HONG KONG, April 27 (Reuters) - Declines in Hong Kong
private home prices slowed in March as a COVID wave in the city
stabilised and the government foreshadowed an easing of social
restrictions, official data showed on Wednesday.
Prices in the world's most unaffordable housing market were
0.7% lower in March than in the previous month, according to the
data. That compared with a revised monthly fall of 2% seen in
Private home prices have fallen 3.2% so far this year to the
lowest level since December 2020, driven down by the economic
effect of some of the world's most stringent social restrictions
for fighting COVID. The government measures have also prompted
real estate agents to lower forecasts for the rest of 2022.
Nonetheless, realtors estimate the housing market has
bottomed, with prices and transaction volumes trending up this
month. Property developers are rushing to launch new sales in
response to the withdrawal of some social restrictions, taking
effect this month.
Presales of Grand Mayfair I, a development in Yuen Long, New
Territories, received 25 times over-subscription for 388 units
on offer, local media reported. Grand Mayfair I is being
developed by Sino Land, K. Wah International Holdings

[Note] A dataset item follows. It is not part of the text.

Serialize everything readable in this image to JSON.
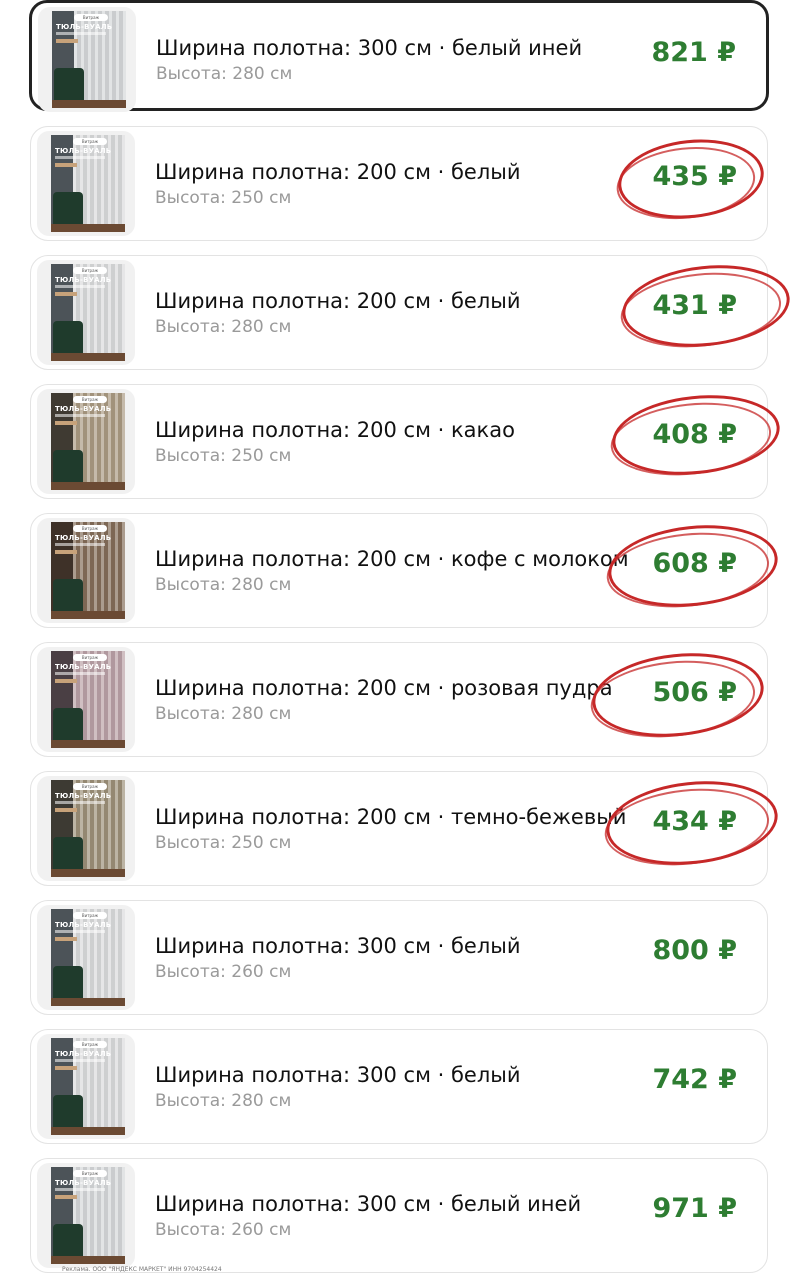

and China Overseas Land & Investment.
Major developer Sun Hung Kai Properties (SHKP)
said last week it planned to launch new sales in around six
developments this quarter and next.
"The property market will likely ... see a relatively strong
bounce in third and fourth quarter. expect it will post a
5-10% gain for the full year," said SHKP Deputy Managing
Director Victor Lui.
Realtor Hong Kong Property said its survey in mid-April
showed 36.2% of the respondents were optimistic about the
property market in the next 12 months, rising from 28.4% three
months earlier, while those who felt pessimistic dropped to
33.7% from 42.3%.
Shortage of land is the main factor behind Hong Kong's
housing prices, which survey company Demographia ranks as the
An 80-square-metre (860-square-foot) apartment on Hong Kong
island costs around HK$16 million ($2 million), according to the
($1 = 7.8283 Hong Kong dollars)
(Reporting by Clare Jim; Editing by Bradley Perrett)